Password managers have gone mainstream, however, overall password practices reveal security vulnerabilities according to this second annual survey of over 400 IT decision makers. The survey shows that password managers are now a near-defacto standard for organizations, with 86% reporting they are being put to use. This reflects an 9% increase in the use of password managers over the past year. And yet, IT decision makers continue to rely on unsecure methods, such as computer documents (53%) and pen and paper (29%), to manage passwords. The full results of the 2022 Password Decisions Survey shed light on the practical and logistical benefits of company standards for credential management.
Bitwarden partnered with Propeller Insights to poll independent IT decision-makers across a range of industries who play a key role in enterprise purchasing decisions. The findings illustrate four big themes:
While password managers and 2FA have gone mainstream, overall password practices reveal security vulnerabilities
Most respondents want their employers to require employees to use the same password manager across the organization
Despite a year of high-profile cyberattacks and increasing vulnerabilities posed by remote work, almost all respondents reuse passwords across multiple sites
Remote work heightens concerns over cybersecurity practices and how to address them
Most employers require company-wide password managers, up 3% from last year. In exploring why people may be reluctant to utilize stand-alone password managers, respondents cite cost (50%) and time constraints (46%). These perceived roadblocks can be alleviated with affordable, cost-effective password managers and with assistance from the IT team in implementing company-wide rollouts.
“Most people know it’s not a good idea to use email to share sensitive information, and yet this practice still continues in day-to-day IT tasks. People need easy ways to transmit sensitive information with end-to-end encryption via email, which is where Bitwarden Send comes in. Implementing the right tools from the C-suite level down will streamline communication within your organization and keep your credentials secure so you can do business faster, safely.” - Michael Crandell, Bitwarden CEO
Similar to last year, far too many IT decision makers share company passwords with colleagues through unsecure methods such as email (53%), chat (41%), and in conversation (31%). Compared to last year, the number of IT decision makers sharing passwords via email skyrocketed from 39% to 53% due in part to the sudden adjustment to remote work and increased rate of employee turnover.
Despite the many high-profile password-related breaches such as Colonial Pipeline and Solar Winds, a majority (54%) of IT decision makers admit their organization has experienced a cyberattack. 25% of organizations don’t have (or aren’t sure if they have) a ransomware mitigation strategy in place - a disconcerting amount when considering the success of ransomware attacks over the past few years.
In a year of increasing vulnerabilities posed by remote work, almost all (92%) of respondents still reuse passwords across multiple sites.
Reminder: reused passwords are weak,
unique passwords are strong.
Phishing attacks remain a scourge and will only become more sophisticated as social engineering is continually honed.
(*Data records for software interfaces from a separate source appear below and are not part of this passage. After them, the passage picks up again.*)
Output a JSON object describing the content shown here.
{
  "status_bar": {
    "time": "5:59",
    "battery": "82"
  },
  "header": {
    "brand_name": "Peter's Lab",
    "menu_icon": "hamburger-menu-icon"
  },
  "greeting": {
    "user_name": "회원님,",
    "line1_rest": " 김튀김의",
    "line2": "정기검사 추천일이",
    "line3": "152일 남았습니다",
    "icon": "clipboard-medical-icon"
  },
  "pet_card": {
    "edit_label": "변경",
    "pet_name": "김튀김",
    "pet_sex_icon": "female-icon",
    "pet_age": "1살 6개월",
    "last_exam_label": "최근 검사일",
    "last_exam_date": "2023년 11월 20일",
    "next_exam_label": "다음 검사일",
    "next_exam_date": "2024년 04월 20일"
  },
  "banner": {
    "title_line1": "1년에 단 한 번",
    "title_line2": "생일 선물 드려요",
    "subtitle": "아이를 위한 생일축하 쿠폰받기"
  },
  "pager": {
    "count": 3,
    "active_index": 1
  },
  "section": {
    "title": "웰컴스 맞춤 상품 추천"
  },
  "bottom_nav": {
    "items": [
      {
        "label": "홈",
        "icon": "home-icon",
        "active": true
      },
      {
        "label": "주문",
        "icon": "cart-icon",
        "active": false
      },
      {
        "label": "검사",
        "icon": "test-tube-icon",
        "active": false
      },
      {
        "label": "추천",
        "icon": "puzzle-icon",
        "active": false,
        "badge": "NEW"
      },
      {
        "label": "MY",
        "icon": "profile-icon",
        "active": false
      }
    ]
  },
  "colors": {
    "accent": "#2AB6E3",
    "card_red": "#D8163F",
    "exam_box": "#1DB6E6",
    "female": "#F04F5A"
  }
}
Emails purporting to be from financial institutions (35%) or a government entity (22%) are the top phishing culprits. Healthcare organizations also made the list this year, with 11% citing them as the culprit behind their phishing emails.
61% of respondents are more concerned about cybersecurity this year and attribute this to the fear that employees working remotely may be more lax about their overall security posture. The Great Resignation hasn’t spared the world of IT decision makers: a majority (48%) are working more hours than last year, with 58% faulting turnover and difficulty hiring.
Two-factor authentication is always worth the effort. 2FA is now mainstream in the workplace, with 88% of respondents using it. However, there is a gap between security practices at work and at home. The recent Twitter transparency report notes that 2.3% of users have enabled 2FA for their accounts. In efforts to keep users more secure, Google is increasing 2FA requirements.
While the popularity of 2FA in businesses is encouraging, respondents believe the top factors driving away employees from embracing it are perceptions that it “slows down workflow” (45%) and “takes time to implement” (44%). To address these hesitations, Bitwarden offers integrated two-step login with the Bitwarden Authenticator as a part of any paid Bitwarden plan.
To view the full survey findings, download the 2022 Password Decisions Survey.